Dataset entries:
*-*-*
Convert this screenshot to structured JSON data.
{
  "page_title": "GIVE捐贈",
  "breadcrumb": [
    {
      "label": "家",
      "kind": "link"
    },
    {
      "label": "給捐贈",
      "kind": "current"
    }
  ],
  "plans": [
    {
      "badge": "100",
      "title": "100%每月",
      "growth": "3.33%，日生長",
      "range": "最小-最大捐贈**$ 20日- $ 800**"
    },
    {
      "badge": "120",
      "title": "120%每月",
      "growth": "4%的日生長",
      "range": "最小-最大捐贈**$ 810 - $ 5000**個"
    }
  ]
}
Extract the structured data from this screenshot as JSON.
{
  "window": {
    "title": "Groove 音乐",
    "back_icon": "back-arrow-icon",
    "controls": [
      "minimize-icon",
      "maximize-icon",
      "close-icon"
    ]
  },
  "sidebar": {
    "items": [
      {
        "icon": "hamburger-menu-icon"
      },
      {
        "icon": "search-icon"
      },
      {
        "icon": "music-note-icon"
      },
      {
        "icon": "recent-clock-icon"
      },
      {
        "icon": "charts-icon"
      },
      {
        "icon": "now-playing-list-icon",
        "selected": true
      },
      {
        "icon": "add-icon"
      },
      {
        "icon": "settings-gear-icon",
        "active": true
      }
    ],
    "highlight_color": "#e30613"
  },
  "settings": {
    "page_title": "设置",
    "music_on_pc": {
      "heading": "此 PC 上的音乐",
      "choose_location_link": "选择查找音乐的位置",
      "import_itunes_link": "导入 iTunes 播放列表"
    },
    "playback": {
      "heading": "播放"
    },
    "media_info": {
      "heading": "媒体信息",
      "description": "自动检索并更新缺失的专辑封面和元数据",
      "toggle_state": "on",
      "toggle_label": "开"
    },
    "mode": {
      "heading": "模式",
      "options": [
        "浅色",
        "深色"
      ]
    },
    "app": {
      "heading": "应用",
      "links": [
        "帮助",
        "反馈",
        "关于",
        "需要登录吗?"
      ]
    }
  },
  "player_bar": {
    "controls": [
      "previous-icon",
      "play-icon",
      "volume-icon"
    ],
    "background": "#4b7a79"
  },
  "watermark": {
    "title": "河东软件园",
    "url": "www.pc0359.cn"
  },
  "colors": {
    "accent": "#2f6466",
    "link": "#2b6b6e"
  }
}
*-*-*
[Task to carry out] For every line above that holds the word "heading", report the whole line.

[Solution to this task]
      "heading": "此 PC 上的音乐",
      "heading": "播放"
      "heading": "媒体信息",
      "heading": "模式",
      "heading": "应用",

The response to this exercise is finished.